Content, it's predicted, is where the most noticeable change and evolution will take place, especially when it comes to creating immersive experiences for brand awareness.
Where once this technology was almost exclusively used to tell a story for the purpose of entertainment, businesses and organizations are now presented with an opportunity to leverage VR for commercial purposes -- like shopping, for example, or a deeper look inside what helps a business run and create its products or services.
Augmented Reality (AR) is further working its way into the B2C space, as we enter the era of what was called "AR for all." There have been several consumer-oriented use cases from brands like Ikea and Wayfair -- using the technology for things like home decor -- as well as demonstrations on how it enhances a gaming experience from both Apple and Google.
But AR first made a name for itself in the B2B sector -- largely for purposes related to trade shows and enhancing information delivery to analysts. And as it continues to grow its presence within the consumer sector, I don't anticipate it leaving B2B behind. As the technology improves, many of the purposes it was originally used for will also continue to evolve, presenting an opportunity for business-facing marketers.
7. Smart Cities
From self-driving pizza delivery vehicles (seriously -- this is a thing) to environment and energy usage, smart cities are where society and technology intersect.
While Smart Cities fill a new enough category that their roles in marketing remain fairly open-ended, they do present an opportunity for brands looking to increase their roles in the community -- especially where technology is concerned
One of the best cases for the growth of Smart Cities, for example, is how they will work to bolster public safety and services -- something that cannot happen without the cooperation of the market, organizations, and regional leadership.

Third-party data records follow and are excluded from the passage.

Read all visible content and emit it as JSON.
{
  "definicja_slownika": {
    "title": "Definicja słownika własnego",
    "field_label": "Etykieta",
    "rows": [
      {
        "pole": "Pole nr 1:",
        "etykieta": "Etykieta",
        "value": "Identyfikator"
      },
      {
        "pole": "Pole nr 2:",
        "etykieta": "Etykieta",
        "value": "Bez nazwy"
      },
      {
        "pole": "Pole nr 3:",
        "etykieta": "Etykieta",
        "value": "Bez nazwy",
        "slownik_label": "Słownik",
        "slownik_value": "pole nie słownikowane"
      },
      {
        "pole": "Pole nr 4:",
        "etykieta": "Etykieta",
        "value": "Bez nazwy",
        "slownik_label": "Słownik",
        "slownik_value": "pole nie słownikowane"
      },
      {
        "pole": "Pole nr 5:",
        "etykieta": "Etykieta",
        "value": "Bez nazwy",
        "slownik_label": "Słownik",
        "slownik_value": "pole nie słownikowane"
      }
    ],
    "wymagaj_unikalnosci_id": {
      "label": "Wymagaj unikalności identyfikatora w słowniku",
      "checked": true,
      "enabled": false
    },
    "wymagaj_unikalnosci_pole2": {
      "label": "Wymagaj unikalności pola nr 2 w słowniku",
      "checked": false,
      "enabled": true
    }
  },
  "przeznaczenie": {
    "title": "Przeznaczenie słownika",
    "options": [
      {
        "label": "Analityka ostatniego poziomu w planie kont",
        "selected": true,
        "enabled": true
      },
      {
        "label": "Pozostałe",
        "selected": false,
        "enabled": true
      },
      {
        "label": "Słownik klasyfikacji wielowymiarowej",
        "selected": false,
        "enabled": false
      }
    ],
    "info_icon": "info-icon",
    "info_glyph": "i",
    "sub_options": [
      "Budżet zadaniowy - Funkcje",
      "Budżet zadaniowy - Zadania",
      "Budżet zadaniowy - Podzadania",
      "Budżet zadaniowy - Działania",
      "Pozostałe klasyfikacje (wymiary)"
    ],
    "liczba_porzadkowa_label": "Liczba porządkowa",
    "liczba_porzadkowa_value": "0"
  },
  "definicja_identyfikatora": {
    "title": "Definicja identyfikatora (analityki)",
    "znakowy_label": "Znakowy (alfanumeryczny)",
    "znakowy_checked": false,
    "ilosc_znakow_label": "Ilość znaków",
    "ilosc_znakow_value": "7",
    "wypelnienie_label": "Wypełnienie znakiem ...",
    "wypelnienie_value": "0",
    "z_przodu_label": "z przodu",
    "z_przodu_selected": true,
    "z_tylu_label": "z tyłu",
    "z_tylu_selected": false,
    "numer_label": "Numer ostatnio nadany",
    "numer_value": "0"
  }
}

By exploring where their own organizations fit into the ecosystem of a Smart Cities, marketers can work ahead of the curve by looking for ways their brands can actively support and contribute to a Smart City, thus playing a larger role in what remains, for now, an emerging trend.